Borland’s graduate students each picked one manuscript to study and present on. Throughout the semester, Borland had them inspect the materials page by page, seeing different qualities in each book and how they differed in how they were built. For instance, the Vulgate Bible was a highly valued text and therefore had more care put to it than other texts which might have featured parchment that had been reused from a different book entirely.
While looking at the parchmentmaking process, Borland brought in Jesse Meyer, a tanner in New York who explained to students how parchment is made today.
“I think understanding the labor and materials and production is something that can help us understand how we’ve changed over time, the parchment is a good example of a productive conversation,” Borland said.
Vinita Williams, a graduate student of Borland’s who earned her master’s degree this summer, said it was interesting to see how books had been repaired when they had been damaged. For the people who could afford books at that time, they were treasures.

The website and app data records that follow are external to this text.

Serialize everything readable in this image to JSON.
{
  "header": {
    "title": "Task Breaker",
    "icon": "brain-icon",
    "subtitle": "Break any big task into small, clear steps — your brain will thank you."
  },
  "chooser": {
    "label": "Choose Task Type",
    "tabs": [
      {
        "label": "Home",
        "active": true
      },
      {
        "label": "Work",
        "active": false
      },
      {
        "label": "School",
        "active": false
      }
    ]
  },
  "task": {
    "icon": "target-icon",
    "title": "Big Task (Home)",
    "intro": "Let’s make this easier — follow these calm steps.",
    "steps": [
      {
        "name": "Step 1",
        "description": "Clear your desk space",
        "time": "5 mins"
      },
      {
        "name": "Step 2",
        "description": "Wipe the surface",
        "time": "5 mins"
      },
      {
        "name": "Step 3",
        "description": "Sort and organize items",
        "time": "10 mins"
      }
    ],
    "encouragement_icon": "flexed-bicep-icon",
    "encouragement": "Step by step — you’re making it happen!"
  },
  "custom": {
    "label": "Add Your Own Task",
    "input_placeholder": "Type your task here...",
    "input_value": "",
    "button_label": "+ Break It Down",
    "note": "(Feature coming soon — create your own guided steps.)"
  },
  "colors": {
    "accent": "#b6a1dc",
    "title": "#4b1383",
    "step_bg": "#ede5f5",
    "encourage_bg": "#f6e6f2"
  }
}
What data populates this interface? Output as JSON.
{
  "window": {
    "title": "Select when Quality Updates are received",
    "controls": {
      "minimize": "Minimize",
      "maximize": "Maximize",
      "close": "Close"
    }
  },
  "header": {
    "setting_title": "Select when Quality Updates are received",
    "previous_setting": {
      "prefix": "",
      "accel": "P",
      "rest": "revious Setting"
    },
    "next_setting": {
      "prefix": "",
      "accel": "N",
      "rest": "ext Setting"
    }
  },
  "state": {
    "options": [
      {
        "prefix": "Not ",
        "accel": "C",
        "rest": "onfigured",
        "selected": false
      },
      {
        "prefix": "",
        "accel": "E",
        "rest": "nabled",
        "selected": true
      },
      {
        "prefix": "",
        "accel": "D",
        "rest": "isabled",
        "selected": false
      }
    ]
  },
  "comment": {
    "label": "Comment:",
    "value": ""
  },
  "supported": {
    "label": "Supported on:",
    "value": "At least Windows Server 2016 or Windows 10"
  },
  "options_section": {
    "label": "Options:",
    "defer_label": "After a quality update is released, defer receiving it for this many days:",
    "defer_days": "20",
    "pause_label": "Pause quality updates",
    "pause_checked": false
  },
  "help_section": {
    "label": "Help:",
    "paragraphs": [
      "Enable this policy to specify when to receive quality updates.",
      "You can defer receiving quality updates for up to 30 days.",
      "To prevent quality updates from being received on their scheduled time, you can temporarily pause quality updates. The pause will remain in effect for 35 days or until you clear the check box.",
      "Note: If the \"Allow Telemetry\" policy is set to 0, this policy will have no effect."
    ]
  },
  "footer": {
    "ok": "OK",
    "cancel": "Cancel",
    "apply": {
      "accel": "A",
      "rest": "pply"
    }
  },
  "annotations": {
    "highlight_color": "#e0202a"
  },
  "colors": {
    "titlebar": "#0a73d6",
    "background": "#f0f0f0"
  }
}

“You might see a little scar, or you might see a hole when they accidentally sliced it or cut it when they skinned the animal,” Williams said. “And then when they stretched it out, and it dried, it created a hole. And so, what was interesting is to see how, and there are different ways that they might have handled that. Sometimes you will see where they’ve written the script, around the hole, and we had a couple of books where they actually repaired it with embroidery thread.”
Williams researched the Book of Hours and presented it with her fellow graduate students on April 18. She studied if women had anything to do with the production process of the manuscript or if a woman had owned it.
Although the manuscripts were a window into the past, they also very rarely mentioned contemporary women or peasants for that matter, as history at the time was written about the upper class. These manuscripts were all from a European point of view, so students had to read between the lines to see more about the times when the books were written.
“There is evidence of women artists in those times,” Williams said. “But for most of it the huge majority of the work, none of it is signed. We don’t know for sure. The only way they can tell what workshop something came from is because people have their own style, or something unique to them.”
Despite having the manuscripts for the whole semester, Borland said there were still students who said they would have loved to study them more. She is working with the Library on possibly fundraising to get a permanent collection at OSU.
“You find yourself in awe of them at first, just seeing the kind of history that’s sitting in front of you. And then your first instincts are also to just treat them as if they’re going to disintegrate if you look at them wrong but, in reality, they’re actually pretty hardy, they’ve survived upwards of 800 years.”
“It gives students an opportunity they don’t get otherwise; like the only other time you know people at OSU would have to see material like this is behind the glass at a museum and sometimes an exhibit,” Masood said. “This was getting up close, being able to really look at them, sometimes they get to handle them, it’s a rare opportunity.”
The benefit of having materials up close, like OSU was able to have this spring, was beneficial and something Borland said you can’t get just by looking at a computer screen.
“You can understand certain things from very high res, digitized images,” she said. “But you can’t sense the weight of the book, or how the pages turn or what noises happened, to engage with it, how it smells, and all these things. There’s this kind of sensory physical experience, and I think of it really linking directly to the past, when you touch something that someone in the 13th century also touched.”
Photos By: Jason Wallace and Nina Thornton
Story By: Jordan Bishop | Research Matters Magazine